(Instructions to follow)
In full and without alteration, write out the records.

(Stored items from a collection)
◆ ◆ ◆ ◆ ◆
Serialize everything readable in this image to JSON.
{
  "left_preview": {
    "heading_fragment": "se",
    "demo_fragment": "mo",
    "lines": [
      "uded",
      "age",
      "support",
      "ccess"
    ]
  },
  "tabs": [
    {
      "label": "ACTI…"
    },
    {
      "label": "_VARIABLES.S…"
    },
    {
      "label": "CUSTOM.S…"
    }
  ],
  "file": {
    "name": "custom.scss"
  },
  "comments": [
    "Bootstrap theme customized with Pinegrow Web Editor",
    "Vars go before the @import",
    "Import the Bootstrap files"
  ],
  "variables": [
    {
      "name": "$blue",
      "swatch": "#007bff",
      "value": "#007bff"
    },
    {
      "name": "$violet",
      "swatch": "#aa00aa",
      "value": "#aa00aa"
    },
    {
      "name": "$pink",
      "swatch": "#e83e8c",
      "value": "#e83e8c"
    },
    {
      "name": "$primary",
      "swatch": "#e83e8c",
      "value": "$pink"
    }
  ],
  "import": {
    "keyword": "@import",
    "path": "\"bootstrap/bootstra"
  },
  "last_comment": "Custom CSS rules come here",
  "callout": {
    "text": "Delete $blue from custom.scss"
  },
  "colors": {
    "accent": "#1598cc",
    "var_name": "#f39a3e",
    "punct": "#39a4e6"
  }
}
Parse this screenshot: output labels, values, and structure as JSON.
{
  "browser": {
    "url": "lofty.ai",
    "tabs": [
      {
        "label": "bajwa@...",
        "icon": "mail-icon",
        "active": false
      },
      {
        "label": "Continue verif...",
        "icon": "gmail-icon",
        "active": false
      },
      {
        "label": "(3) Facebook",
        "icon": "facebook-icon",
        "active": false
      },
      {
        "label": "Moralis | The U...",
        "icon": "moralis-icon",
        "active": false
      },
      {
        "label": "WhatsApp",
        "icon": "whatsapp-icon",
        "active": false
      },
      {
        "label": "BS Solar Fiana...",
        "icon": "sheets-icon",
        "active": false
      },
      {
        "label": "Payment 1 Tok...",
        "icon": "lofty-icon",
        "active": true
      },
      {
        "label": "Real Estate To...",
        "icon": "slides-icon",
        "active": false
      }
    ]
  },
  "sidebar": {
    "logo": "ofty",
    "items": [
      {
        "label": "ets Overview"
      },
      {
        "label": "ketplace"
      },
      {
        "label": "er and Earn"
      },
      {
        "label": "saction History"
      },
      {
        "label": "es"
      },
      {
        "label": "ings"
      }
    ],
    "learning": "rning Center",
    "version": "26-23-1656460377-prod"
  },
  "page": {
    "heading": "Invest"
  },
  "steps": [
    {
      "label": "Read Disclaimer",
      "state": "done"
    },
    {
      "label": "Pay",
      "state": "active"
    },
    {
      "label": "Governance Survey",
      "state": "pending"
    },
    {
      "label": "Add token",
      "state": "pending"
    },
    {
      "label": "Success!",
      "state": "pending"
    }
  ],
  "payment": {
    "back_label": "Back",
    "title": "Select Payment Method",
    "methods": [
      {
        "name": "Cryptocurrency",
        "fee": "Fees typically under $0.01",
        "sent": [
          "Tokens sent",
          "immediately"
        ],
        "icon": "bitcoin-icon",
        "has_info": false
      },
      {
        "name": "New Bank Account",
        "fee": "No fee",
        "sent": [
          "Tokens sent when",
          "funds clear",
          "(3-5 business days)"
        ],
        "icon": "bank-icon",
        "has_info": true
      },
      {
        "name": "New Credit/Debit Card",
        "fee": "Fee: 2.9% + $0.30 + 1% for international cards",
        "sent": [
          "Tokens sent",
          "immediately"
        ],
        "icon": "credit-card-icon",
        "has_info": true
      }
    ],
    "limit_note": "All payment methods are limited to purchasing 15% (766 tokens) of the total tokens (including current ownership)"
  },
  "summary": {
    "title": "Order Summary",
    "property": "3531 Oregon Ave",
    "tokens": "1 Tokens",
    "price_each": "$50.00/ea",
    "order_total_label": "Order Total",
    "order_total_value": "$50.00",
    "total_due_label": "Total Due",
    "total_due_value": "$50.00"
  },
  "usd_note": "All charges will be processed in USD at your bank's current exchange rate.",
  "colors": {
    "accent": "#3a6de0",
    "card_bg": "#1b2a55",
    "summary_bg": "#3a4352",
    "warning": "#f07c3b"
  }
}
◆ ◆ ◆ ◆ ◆
(Written reply)
Serialize everything readable in this image to JSON.
{
  "left_preview": {
    "heading_fragment": "se",
    "demo_fragment": "mo",
    "lines": [
      "uded",
      "age",
      "support",
      "ccess"
    ]
  },
  "tabs": [
    {
      "label": "ACTI…"
    },
    {
      "label": "_VARIABLES.S…"
    },
    {
      "label": "CUSTOM.S…"
    }
  ],
  "file": {
    "name": "custom.scss"
  },
  "comments": [
    "Bootstrap theme customized with Pinegrow Web Editor",
    "Vars go before the @import",
    "Import the Bootstrap files"
  ],
  "variables": [
    {
      "name": "$blue",
      "swatch": "#007bff",
      "value": "#007bff"
    },
    {
      "name": "$violet",
      "swatch": "#aa00aa",
      "value": "#aa00aa"
    },
    {
      "name": "$pink",
      "swatch": "#e83e8c",
      "value": "#e83e8c"
    },
    {
      "name": "$primary",
      "swatch": "#e83e8c",
      "value": "$pink"
    }
  ],
  "import": {
    "keyword": "@import",
    "path": "\"bootstrap/bootstra"
  },
  "last_comment": "Custom CSS rules come here",
  "callout": {
    "text": "Delete $blue from custom.scss"
  },
  "colors": {
    "accent": "#1598cc",
    "var_name": "#f39a3e",
    "punct": "#39a4e6"
  }
}
Parse this screenshot: output labels, values, and structure as JSON.
{
  "browser": {
    "url": "lofty.ai",
    "tabs": [
      {
        "label": "bajwa@...",
        "icon": "mail-icon",
        "active": false
      },
      {
        "label": "Continue verif...",
        "icon": "gmail-icon",
        "active": false
      },
      {
        "label": "(3) Facebook",
        "icon": "facebook-icon",
        "active": false
      },
      {
        "label": "Moralis | The U...",
        "icon": "moralis-icon",
        "active": false
      },
      {
        "label": "WhatsApp",
        "icon": "whatsapp-icon",
        "active": false
      },
      {
        "label": "BS Solar Fiana...",
        "icon": "sheets-icon",
        "active": false
      },
      {
        "label": "Payment 1 Tok...",
        "icon": "lofty-icon",
        "active": true
      },
      {
        "label": "Real Estate To...",
        "icon": "slides-icon",
        "active": false
      }
    ]
  },
  "sidebar": {
    "logo": "ofty",
    "items": [
      {
        "label": "ets Overview"
      },
      {
        "label": "ketplace"
      },
      {
        "label": "er and Earn"
      },
      {
        "label": "saction History"
      },
      {
        "label": "es"
      },
      {
        "label": "ings"
      }
    ],
    "learning": "rning Center",
    "version": "26-23-1656460377-prod"
  },
  "page": {
    "heading": "Invest"
  },
  "steps": [
    {
      "label": "Read Disclaimer",
      "state": "done"
    },
    {
      "label": "Pay",
      "state": "active"
    },
    {
      "label": "Governance Survey",
      "state": "pending"
    },
    {
      "label": "Add token",
      "state": "pending"
    },
    {
      "label": "Success!",
      "state": "pending"
    }
  ],
  "payment": {
    "back_label": "Back",
    "title": "Select Payment Method",
    "methods": [
      {
        "name": "Cryptocurrency",
        "fee": "Fees typically under $0.01",
        "sent": [
          "Tokens sent",
          "immediately"
        ],
        "icon": "bitcoin-icon",
        "has_info": false
      },
      {
        "name": "New Bank Account",
        "fee": "No fee",
        "sent": [
          "Tokens sent when",
          "funds clear",
          "(3-5 business days)"
        ],
        "icon": "bank-icon",
        "has_info": true
      },
      {
        "name": "New Credit/Debit Card",
        "fee": "Fee: 2.9% + $0.30 + 1% for international cards",
        "sent": [
          "Tokens sent",
          "immediately"
        ],
        "icon": "credit-card-icon",
        "has_info": true
      }
    ],
    "limit_note": "All payment methods are limited to purchasing 15% (766 tokens) of the total tokens (including current ownership)"
  },
  "summary": {
    "title": "Order Summary",
    "property": "3531 Oregon Ave",
    "tokens": "1 Tokens",
    "price_each": "$50.00/ea",
    "order_total_label": "Order Total",
    "order_total_value": "$50.00",
    "total_due_label": "Total Due",
    "total_due_value": "$50.00"
  },
  "usd_note": "All charges will be processed in USD at your bank's current exchange rate.",
  "colors": {
    "accent": "#3a6de0",
    "card_bg": "#1b2a55",
    "summary_bg": "#3a4352",
    "warning": "#f07c3b"
  }
}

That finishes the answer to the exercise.